May 9th, 2009 12:49 PM by Don Groff, Mortgage Broker
By Don Groff
This question comes up a lot when I am working with my clients and we are discussing their loans. In this Blog I will help explain the difference between interest rate and APR (Annual Percentage Rate). To break it down, the interest rate is the percentage you pay on your loan amount financed. Although APR is quoted as an interest rate it is actually a way for borrowers to compare fees associated with the mortgage loan. Two identical loans with the same interest rate may have different APR’s. That is because of the fees involved with that loan. All things being equal, the higher the APR the higher the fees involved. Below I will explain in greater detail because a higher APR does not necessarily mean the loan is a better fit for your situation. As with everything in life there are tradeoffs.
Let’s start with some definitions:
What is the interest rate?The interest rate is the percentage of the loan amount that is charged for borrowing money. We can consider this the base fee. It is very important when comparing loan quotes since it directly affects monthly payments.
What is the APR (Annual Percentage Rate)?The APR is a little more complex and is comprised of two factors: it includes your actual interest rate and any additional costs. Additional costs might include things like prepaid interest, private mortgage insurance or closing fees. Your APR represents the total cost of credit on a yearly basis after all charges are taken into consideration. It is typically higher than your actual interest rate because it includes these additional items and assumes you will keep the loan to for the full term.
How APR is calculated?
To calculate the APR, the lender fees (fees required to finance the loan) are incorporated into the interest rate. This is done by amortizing the fees out over the life of the loan as if they were additional payments, and then calculating a new rate.
Limitations of APRAs useful as the APR can be, it has its limitations. APR spreads the fees paid upfront over the life of the loan. So the comparison of APR is only accurate if you plan to keep the mortgage for the entire length of the loan. Since most borrowers do not keep their loan for the full period (they typically refinance or move), the APR can make some loans look artificially better. In the example above, if you only kept the loan for 3 years, the second loan would be much more expensive even though it has a lower APR. This is because the $6,000 in fees is paid upfront whereas the higher interest rate in the first loan is amortized over the life of the loan.
The other problem with APR calculations is that different lenders may include different fees in their APR calculations for various loan programs. Remember to always ask your lender what is included and not included in your APR.

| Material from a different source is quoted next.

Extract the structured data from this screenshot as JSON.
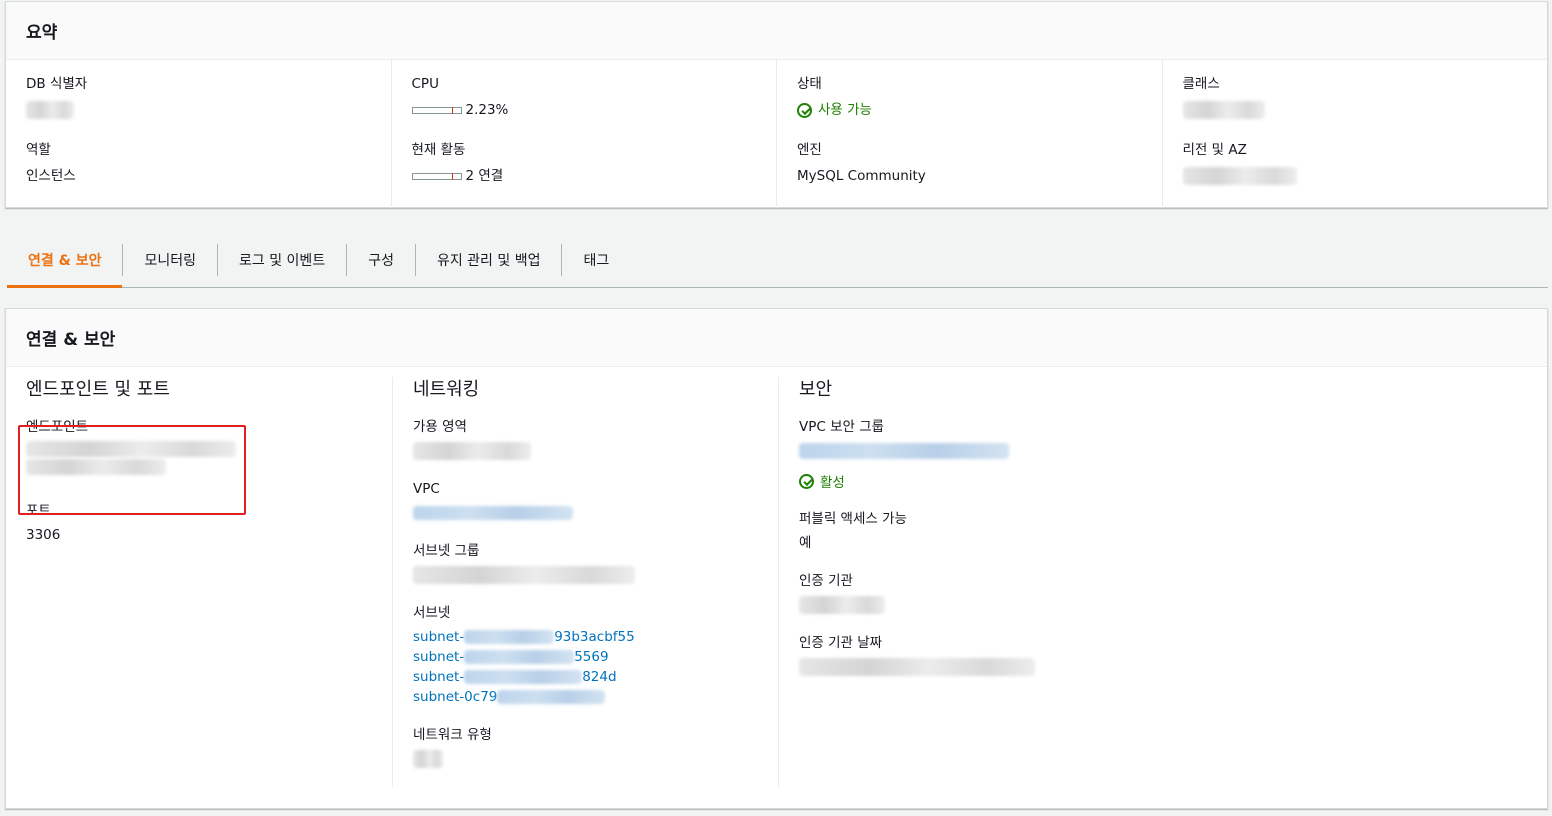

Don Groff has over 8 years of experience in the mortgage lending and real estate fields. His key areas of expertise are in residential mortgage lending and loan structuring to best suit his client’s needs and objectives.